The Russian president made the offer in a phone call with Italian Prime Minister Mario Draghi on Thursday, according to an official statement from the Kremlin.
Putin said that Russia “is ready to make a significant contribution to overcoming the food crisis through the export of grain and fertilizer, provided that politically motivated restrictions from the West are lifted.” He did not say whether the exports would be from Russia or Ukraine.
The Italian Prime Minister’s office said the two leaders talked about “a common solution to the ongoing food crisis and its serious repercussions on the world’s poorest countries.” The statement did not mention penalties.
The White House told Reuters on Thursday that there were no discussions about easing sanctions on Russia in return for shipments of grain.
Ukrainian ports in the Black Sea have been closed since the Russian invasion on February 24, leaving more than 20 million metric tons of grain stuck in Ukraine, according to Reuters. The disruption is exacerbating a global food crisis with Ukraine accounting for 12% of global wheat exports and 17% of global corn exports, according to ING Economics.
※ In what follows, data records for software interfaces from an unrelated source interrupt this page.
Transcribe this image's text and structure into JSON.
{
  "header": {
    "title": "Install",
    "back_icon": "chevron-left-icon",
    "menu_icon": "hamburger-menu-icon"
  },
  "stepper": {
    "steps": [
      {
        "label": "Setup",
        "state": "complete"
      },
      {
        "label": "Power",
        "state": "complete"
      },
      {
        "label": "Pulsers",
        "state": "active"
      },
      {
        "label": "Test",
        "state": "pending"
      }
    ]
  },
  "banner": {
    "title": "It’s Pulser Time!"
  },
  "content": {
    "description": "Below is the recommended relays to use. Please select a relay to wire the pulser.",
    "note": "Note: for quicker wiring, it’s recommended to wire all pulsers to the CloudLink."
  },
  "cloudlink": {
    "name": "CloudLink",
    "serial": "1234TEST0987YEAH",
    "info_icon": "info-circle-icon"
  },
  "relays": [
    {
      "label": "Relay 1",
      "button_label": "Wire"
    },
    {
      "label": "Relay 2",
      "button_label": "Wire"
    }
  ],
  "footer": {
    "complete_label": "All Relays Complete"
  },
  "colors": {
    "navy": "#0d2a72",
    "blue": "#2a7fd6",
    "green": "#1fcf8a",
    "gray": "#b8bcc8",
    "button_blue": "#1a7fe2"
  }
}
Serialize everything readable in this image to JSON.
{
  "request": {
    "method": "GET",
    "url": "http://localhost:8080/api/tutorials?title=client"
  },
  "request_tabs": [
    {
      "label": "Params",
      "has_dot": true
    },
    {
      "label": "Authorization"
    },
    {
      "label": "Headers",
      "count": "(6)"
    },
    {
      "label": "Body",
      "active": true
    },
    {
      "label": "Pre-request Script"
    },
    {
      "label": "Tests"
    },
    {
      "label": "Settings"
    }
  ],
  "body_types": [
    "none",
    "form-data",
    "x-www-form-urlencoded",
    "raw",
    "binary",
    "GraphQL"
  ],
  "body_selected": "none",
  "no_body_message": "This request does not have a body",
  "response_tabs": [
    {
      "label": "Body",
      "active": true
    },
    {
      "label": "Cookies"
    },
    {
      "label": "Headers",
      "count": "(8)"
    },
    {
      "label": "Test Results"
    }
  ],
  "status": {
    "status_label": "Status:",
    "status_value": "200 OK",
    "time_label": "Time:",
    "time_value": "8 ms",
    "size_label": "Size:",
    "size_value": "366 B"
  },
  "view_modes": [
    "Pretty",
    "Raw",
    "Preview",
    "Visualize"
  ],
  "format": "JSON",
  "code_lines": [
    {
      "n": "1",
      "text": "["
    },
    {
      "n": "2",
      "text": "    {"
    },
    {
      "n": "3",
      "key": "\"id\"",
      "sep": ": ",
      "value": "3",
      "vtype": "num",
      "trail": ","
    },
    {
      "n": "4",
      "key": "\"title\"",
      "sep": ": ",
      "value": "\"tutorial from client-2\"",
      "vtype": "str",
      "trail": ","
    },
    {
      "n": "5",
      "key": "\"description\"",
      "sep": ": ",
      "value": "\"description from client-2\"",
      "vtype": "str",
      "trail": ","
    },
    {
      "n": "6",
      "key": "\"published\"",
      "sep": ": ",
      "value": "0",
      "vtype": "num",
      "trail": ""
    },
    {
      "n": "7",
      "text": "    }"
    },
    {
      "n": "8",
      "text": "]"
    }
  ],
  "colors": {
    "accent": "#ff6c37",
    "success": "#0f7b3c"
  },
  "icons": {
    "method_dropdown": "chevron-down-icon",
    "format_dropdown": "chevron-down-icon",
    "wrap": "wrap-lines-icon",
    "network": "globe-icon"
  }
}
It is also the largest exporter of sunflower oil in the world.
Putin’s comments follow comments by a senior Russian government official who said the Kremlin will allow ships carrying food to leave Ukrainian ports in exchange for the lifting of sanctions, according to the Interfax news agency. Ukraine called the proposal an “obvious blackmail,” according to CNN.
On Thursday, Kremlin spokesman Dmitry Peskov said that the West was solely responsible for the food crisis, as it had taken a number of “illegal measures” that led to the blocking of shipments.
“They should rescind those illegal decisions that prevent the charter of ships, prevent the export of grain and so on” so that supplies can resume, Peskov told reporters, telling Reuters.
On Thursday, Vasily Nebenzia, the Russian ambassador to the United Nations, said there was a “safe corridor” allowing access to the main port of Odessa in Ukraine, according to a Reuters report. He said Ukraine needed to clear the waters before safe passages could be used.
White House Press Secretary Karen-Jean-Pierre said at a press conference Thursday that Russia should stop blocking food exports from Ukrainian ports.
“Sanctions imposed by the United States and its allies and partners do not prevent the export of Ukrainian or Russian agricultural products, including foodstuffs and fertilizers, nor do they prevent normal transactions necessary for these exports, such as banking or shipping,” he said. Jean-Pierre, according to an official transcript.
British Foreign Secretary Liz Truss criticized Russia’s proposals to ease food sanctions.
“It is absolutely appalling that Putin is trying to impose ransom on the world, and he is basically using weapons for hunger and food shortages among the poorest people around the world,” Truss said during a visit to Bosnia on Thursday.
“What we can’t get is any sanctions relief or any de-escalation, which will simply make Putin stronger in the long run,” Truss told Reuters.